Task to carry out
Return the full listing unchanged, excluding any images it contains.

┄┄┄┄┄┄

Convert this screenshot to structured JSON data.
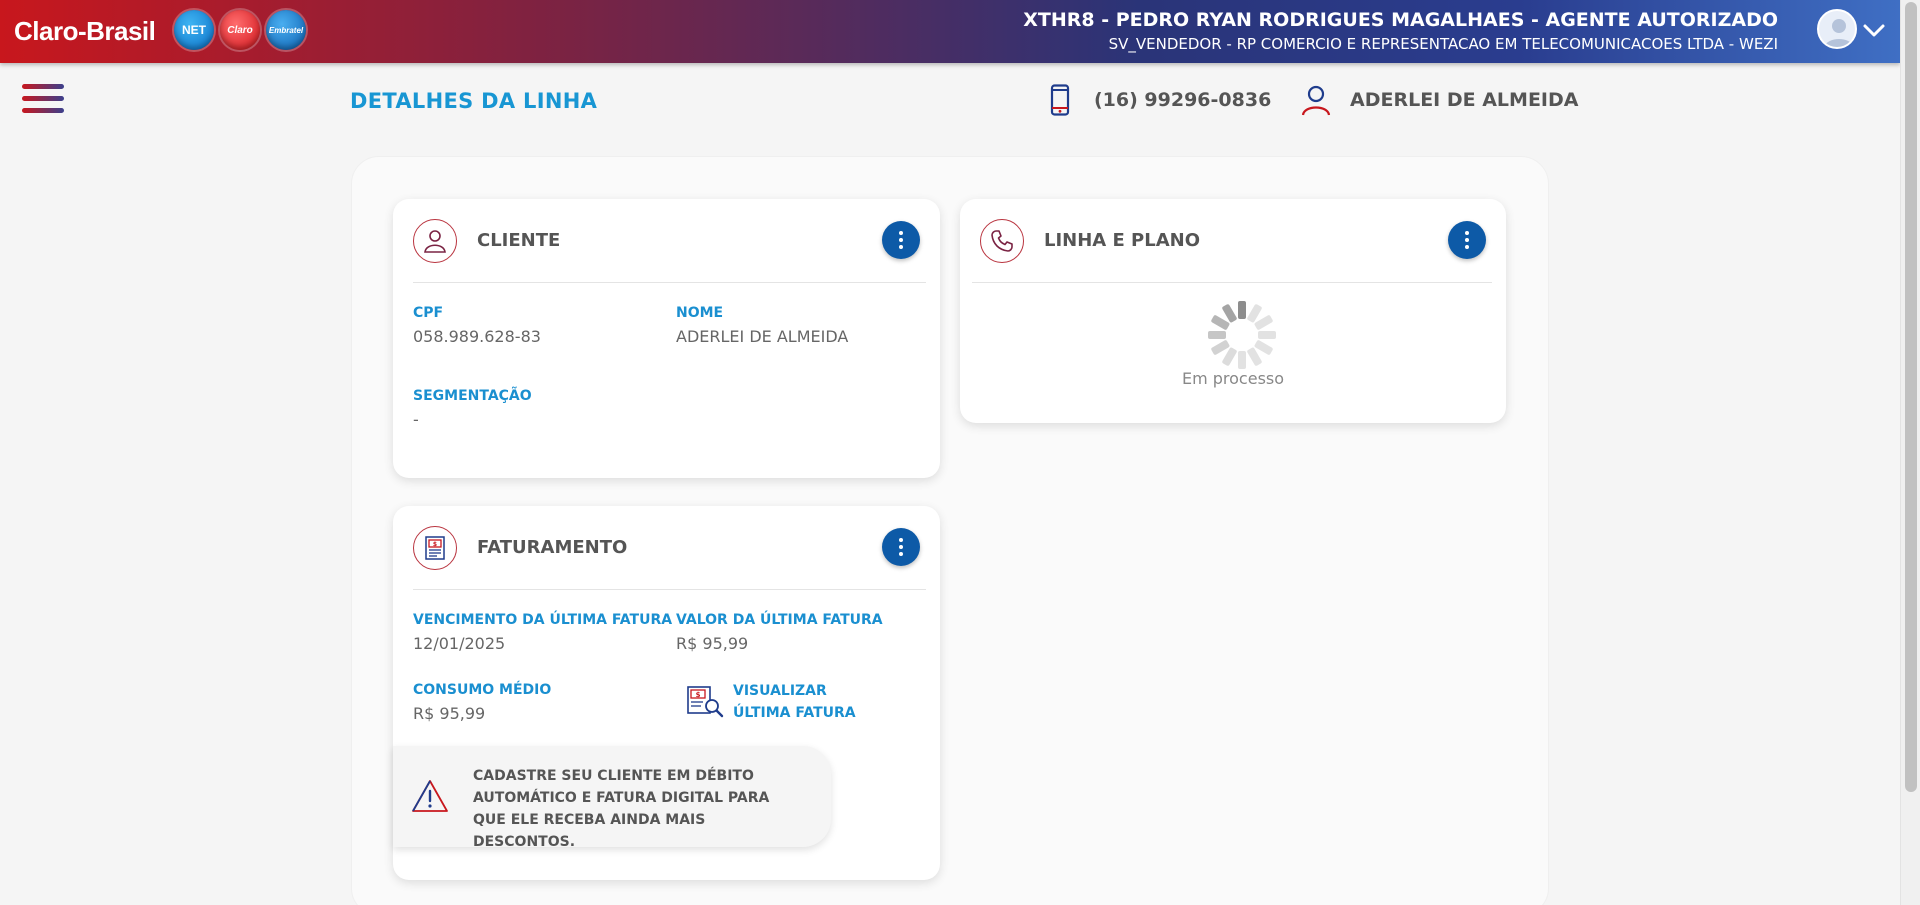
{
  "header": {
    "brand": "Claro-Brasil",
    "logos": [
      "NET",
      "Claro",
      "Embratel"
    ],
    "user_line1": "XTHR8 - PEDRO RYAN RODRIGUES MAGALHAES - AGENTE AUTORIZADO",
    "user_line2": "SV_VENDEDOR - RP COMERCIO E REPRESENTACAO EM TELECOMUNICACOES LTDA - WEZI"
  },
  "subheader": {
    "title": "DETALHES DA LINHA",
    "phone": "(16) 99296-0836",
    "customer": "ADERLEI DE ALMEIDA"
  },
  "cliente": {
    "title": "CLIENTE",
    "cpf_label": "CPF",
    "cpf_value": "058.989.628-83",
    "nome_label": "NOME",
    "nome_value": "ADERLEI DE ALMEIDA",
    "segmentacao_label": "SEGMENTAÇÃO",
    "segmentacao_value": "-"
  },
  "linha_plano": {
    "title": "LINHA E PLANO",
    "status": "Em processo"
  },
  "faturamento": {
    "title": "FATURAMENTO",
    "vencimento_label": "VENCIMENTO DA ÚLTIMA FATURA",
    "vencimento_value": "12/01/2025",
    "valor_label": "VALOR DA ÚLTIMA FATURA",
    "valor_value": "R$ 95,99",
    "consumo_label": "CONSUMO MÉDIO",
    "consumo_value": "R$ 95,99",
    "link_label": "VISUALIZAR ÚLTIMA FATURA",
    "alert_text": "CADASTRE SEU CLIENTE EM DÉBITO AUTOMÁTICO E FATURA DIGITAL PARA QUE ELE RECEBA AINDA MAIS DESCONTOS."
  },
  "colors": {
    "accent_blue": "#1a8fd0",
    "button_blue": "#0d5aa7",
    "brand_red": "#c8171d"
  }
}
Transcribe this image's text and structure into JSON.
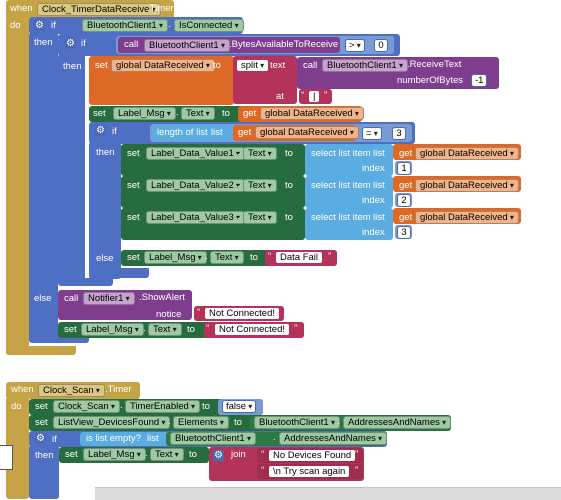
{
  "colors": {
    "event": "#c4a446",
    "control": "#4f6fc4",
    "setter": "#276c3e",
    "method_call": "#7e3e8d",
    "global_var": "#dc6a26",
    "text": "#b3335a",
    "list": "#5bace0",
    "logic": "#789bd4",
    "workspace": "#ffffff"
  },
  "timer_event": {
    "when": "when",
    "do": "do",
    "component": "Clock_TimerDataReceive",
    "event": ".Timer",
    "if": "if",
    "then": "then",
    "else": "else",
    "connected_component": "BluetoothClient1",
    "connected_property": "IsConnected",
    "gear_icon": "⚙",
    "inner_if": {
      "call": "call",
      "component": "BluetoothClient1",
      "method": ".BytesAvailableToReceive",
      "op": ">",
      "value": "0"
    },
    "set_global": {
      "set": "set",
      "var": "global DataReceived",
      "to": "to",
      "split": "split",
      "text": "text",
      "at": "at",
      "at_value": "|",
      "call": "call",
      "component": "BluetoothClient1",
      "method": ".ReceiveText",
      "param": "numberOfBytes",
      "param_value": "-1"
    },
    "set_label_msg": {
      "set": "set",
      "component": "Label_Msg",
      "prop": "Text",
      "to": "to",
      "get": "get",
      "var": "global DataReceived"
    },
    "length_if": {
      "if": "if",
      "length_of_list": "length of list",
      "list": "list",
      "get": "get",
      "var": "global DataReceived",
      "op": "=",
      "value": "3",
      "then": "then",
      "else": "else"
    },
    "value_setters": [
      {
        "set": "set",
        "component": "Label_Data_Value1",
        "prop": "Text",
        "to": "to",
        "select": "select list item",
        "list": "list",
        "get": "get",
        "var": "global DataReceived",
        "index_label": "index",
        "index": "1"
      },
      {
        "set": "set",
        "component": "Label_Data_Value2",
        "prop": "Text",
        "to": "to",
        "select": "select list item",
        "list": "list",
        "get": "get",
        "var": "global DataReceived",
        "index_label": "index",
        "index": "2"
      },
      {
        "set": "set",
        "component": "Label_Data_Value3",
        "prop": "Text",
        "to": "to",
        "select": "select list item",
        "list": "list",
        "get": "get",
        "var": "global DataReceived",
        "index_label": "index",
        "index": "3"
      }
    ],
    "data_fail": {
      "set": "set",
      "component": "Label_Msg",
      "prop": "Text",
      "to": "to",
      "text": "Data Fail"
    },
    "outer_else": {
      "call": "call",
      "component": "Notifier1",
      "method": ".ShowAlert",
      "notice": "notice",
      "notice_text": "Not Connected!",
      "set": "set",
      "set_component": "Label_Msg",
      "prop": "Text",
      "to": "to",
      "text": "Not Connected!"
    }
  },
  "scan_event": {
    "when": "when",
    "do": "do",
    "component": "Clock_Scan",
    "event": ".Timer",
    "set_timer": {
      "set": "set",
      "component": "Clock_Scan",
      "prop": "TimerEnabled",
      "to": "to",
      "value": "false"
    },
    "set_elements": {
      "set": "set",
      "component": "ListView_DevicesFound",
      "prop": "Elements",
      "to": "to",
      "src_component": "BluetoothClient1",
      "src_prop": "AddressesAndNames"
    },
    "empty_if": {
      "if": "if",
      "is_list_empty": "is list empty?",
      "list": "list",
      "component": "BluetoothClient1",
      "prop": "AddressesAndNames",
      "then": "then",
      "set": "set",
      "label": "Label_Msg",
      "label_prop": "Text",
      "to": "to",
      "join": "join",
      "text1": "No Devices Found",
      "text2": "\\n Try scan again"
    }
  }
}
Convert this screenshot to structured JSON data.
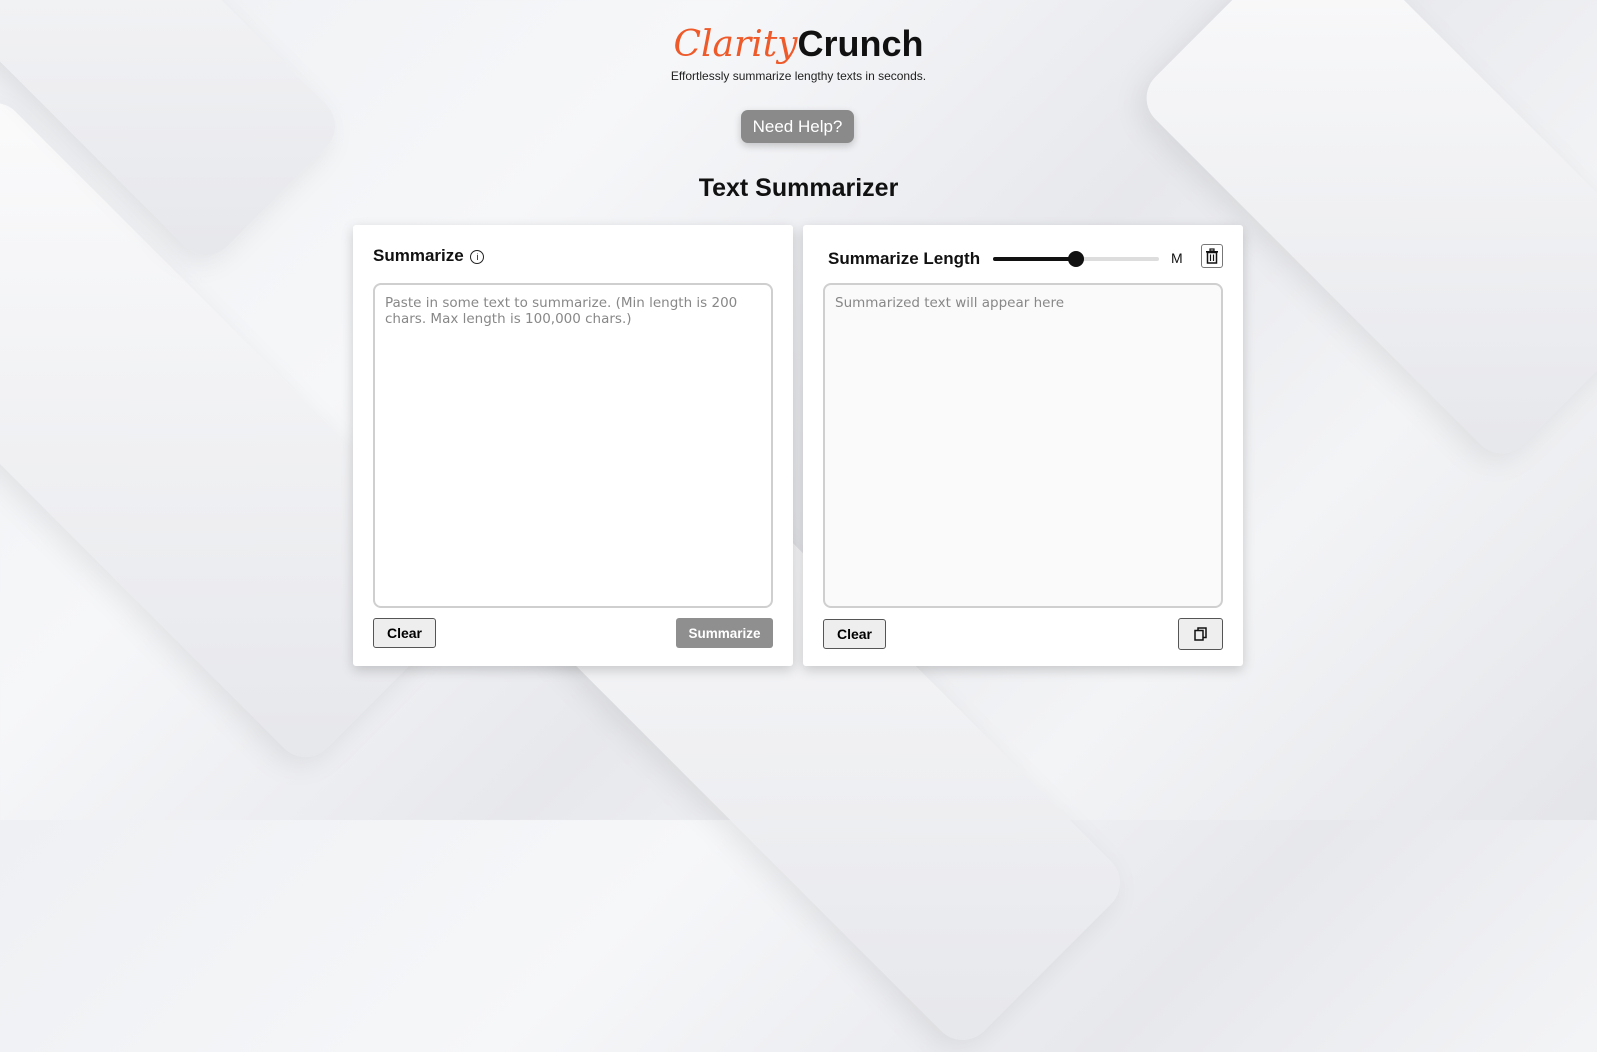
{
  "brand": {
    "name_part1": "Clarity",
    "name_part2": "Crunch",
    "tagline": "Effortlessly summarize lengthy texts in seconds."
  },
  "help_button": "Need Help?",
  "page_title": "Text Summarizer",
  "input_panel": {
    "title": "Summarize",
    "placeholder": "Paste in some text to summarize. (Min length is 200 chars. Max length is 100,000 chars.)",
    "clear_label": "Clear",
    "summarize_label": "Summarize"
  },
  "output_panel": {
    "title": "Summarize Length",
    "length_value": "M",
    "slider_level": 0.5,
    "placeholder": "Summarized text will appear here",
    "clear_label": "Clear"
  },
  "icons": {
    "info": "info-icon",
    "trash": "trash-icon",
    "copy": "copy-icon"
  },
  "colors": {
    "brand_accent": "#ee5a2a",
    "button_gray": "#8a8a8a"
  }
}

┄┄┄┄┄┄

Result of this exercise
Convert this screenshot to structured JSON data.
{
  "header": {
    "brand": "Claro-Brasil",
    "logos": [
      "NET",
      "Claro",
      "Embratel"
    ],
    "user_line1": "XTHR8 - PEDRO RYAN RODRIGUES MAGALHAES - AGENTE AUTORIZADO",
    "user_line2": "SV_VENDEDOR - RP COMERCIO E REPRESENTACAO EM TELECOMUNICACOES LTDA - WEZI"
  },
  "subheader": {
    "title": "DETALHES DA LINHA",
    "phone": "(16) 99296-0836",
    "customer": "ADERLEI DE ALMEIDA"
  },
  "cliente": {
    "title": "CLIENTE",
    "cpf_label": "CPF",
    "cpf_value": "058.989.628-83",
    "nome_label": "NOME",
    "nome_value": "ADERLEI DE ALMEIDA",
    "segmentacao_label": "SEGMENTAÇÃO",
    "segmentacao_value": "-"
  },
  "linha_plano": {
    "title": "LINHA E PLANO",
    "status": "Em processo"
  },
  "faturamento": {
    "title": "FATURAMENTO",
    "vencimento_label": "VENCIMENTO DA ÚLTIMA FATURA",
    "vencimento_value": "12/01/2025",
    "valor_label": "VALOR DA ÚLTIMA FATURA",
    "valor_value": "R$ 95,99",
    "consumo_label": "CONSUMO MÉDIO",
    "consumo_value": "R$ 95,99",
    "link_label": "VISUALIZAR ÚLTIMA FATURA",
    "alert_text": "CADASTRE SEU CLIENTE EM DÉBITO AUTOMÁTICO E FATURA DIGITAL PARA QUE ELE RECEBA AINDA MAIS DESCONTOS."
  },
  "colors": {
    "accent_blue": "#1a8fd0",
    "button_blue": "#0d5aa7",
    "brand_red": "#c8171d"
  }
}
Transcribe this image's text and structure into JSON.
{
  "colors": {
    "event": "#c4a446",
    "control": "#4f6fc4",
    "setter": "#276c3e",
    "method_call": "#7e3e8d",
    "global_var": "#dc6a26",
    "text": "#b3335a",
    "list": "#5bace0",
    "logic": "#789bd4",
    "workspace": "#ffffff"
  },
  "timer_event": {
    "when": "when",
    "do": "do",
    "component": "Clock_TimerDataReceive",
    "event": ".Timer",
    "if": "if",
    "then": "then",
    "else": "else",
    "connected_component": "BluetoothClient1",
    "connected_property": "IsConnected",
    "gear_icon": "⚙",
    "inner_if": {
      "call": "call",
      "component": "BluetoothClient1",
      "method": ".BytesAvailableToReceive",
      "op": ">",
      "value": "0"
    },
    "set_global": {
      "set": "set",
      "var": "global DataReceived",
      "to": "to",
      "split": "split",
      "text": "text",
      "at": "at",
      "at_value": "|",
      "call": "call",
      "component": "BluetoothClient1",
      "method": ".ReceiveText",
      "param": "numberOfBytes",
      "param_value": "-1"
    },
    "set_label_msg": {
      "set": "set",
      "component": "Label_Msg",
      "prop": "Text",
      "to": "to",
      "get": "get",
      "var": "global DataReceived"
    },
    "length_if": {
      "if": "if",
      "length_of_list": "length of list",
      "list": "list",
      "get": "get",
      "var": "global DataReceived",
      "op": "=",
      "value": "3",
      "then": "then",
      "else": "else"
    },
    "value_setters": [
      {
        "set": "set",
        "component": "Label_Data_Value1",
        "prop": "Text",
        "to": "to",
        "select": "select list item",
        "list": "list",
        "get": "get",
        "var": "global DataReceived",
        "index_label": "index",
        "index": "1"
      },
      {
        "set": "set",
        "component": "Label_Data_Value2",
        "prop": "Text",
        "to": "to",
        "select": "select list item",
        "list": "list",
        "get": "get",
        "var": "global DataReceived",
        "index_label": "index",
        "index": "2"
      },
      {
        "set": "set",
        "component": "Label_Data_Value3",
        "prop": "Text",
        "to": "to",
        "select": "select list item",
        "list": "list",
        "get": "get",
        "var": "global DataReceived",
        "index_label": "index",
        "index": "3"
      }
    ],
    "data_fail": {
      "set": "set",
      "component": "Label_Msg",
      "prop": "Text",
      "to": "to",
      "text": "Data Fail"
    },
    "outer_else": {
      "call": "call",
      "component": "Notifier1",
      "method": ".ShowAlert",
      "notice": "notice",
      "notice_text": "Not Connected!",
      "set": "set",
      "set_component": "Label_Msg",
      "prop": "Text",
      "to": "to",
      "text": "Not Connected!"
    }
  },
  "scan_event": {
    "when": "when",
    "do": "do",
    "component": "Clock_Scan",
    "event": ".Timer",
    "set_timer": {
      "set": "set",
      "component": "Clock_Scan",
      "prop": "TimerEnabled",
      "to": "to",
      "value": "false"
    },
    "set_elements": {
      "set": "set",
      "component": "ListView_DevicesFound",
      "prop": "Elements",
      "to": "to",
      "src_component": "BluetoothClient1",
      "src_prop": "AddressesAndNames"
    },
    "empty_if": {
      "if": "if",
      "is_list_empty": "is list empty?",
      "list": "list",
      "component": "BluetoothClient1",
      "prop": "AddressesAndNames",
      "then": "then",
      "set": "set",
      "label": "Label_Msg",
      "label_prop": "Text",
      "to": "to",
      "join": "join",
      "text1": "No Devices Found",
      "text2": "\\n Try scan again"
    }
  }
}
Convert this screenshot to structured JSON data.
{
  "brand": {
    "name_part1": "Clarity",
    "name_part2": "Crunch",
    "tagline": "Effortlessly summarize lengthy texts in seconds."
  },
  "help_button": "Need Help?",
  "page_title": "Text Summarizer",
  "input_panel": {
    "title": "Summarize",
    "placeholder": "Paste in some text to summarize. (Min length is 200 chars. Max length is 100,000 chars.)",
    "clear_label": "Clear",
    "summarize_label": "Summarize"
  },
  "output_panel": {
    "title": "Summarize Length",
    "length_value": "M",
    "slider_level": 0.5,
    "placeholder": "Summarized text will appear here",
    "clear_label": "Clear"
  },
  "icons": {
    "info": "info-icon",
    "trash": "trash-icon",
    "copy": "copy-icon"
  },
  "colors": {
    "brand_accent": "#ee5a2a",
    "button_gray": "#8a8a8a"
  }
}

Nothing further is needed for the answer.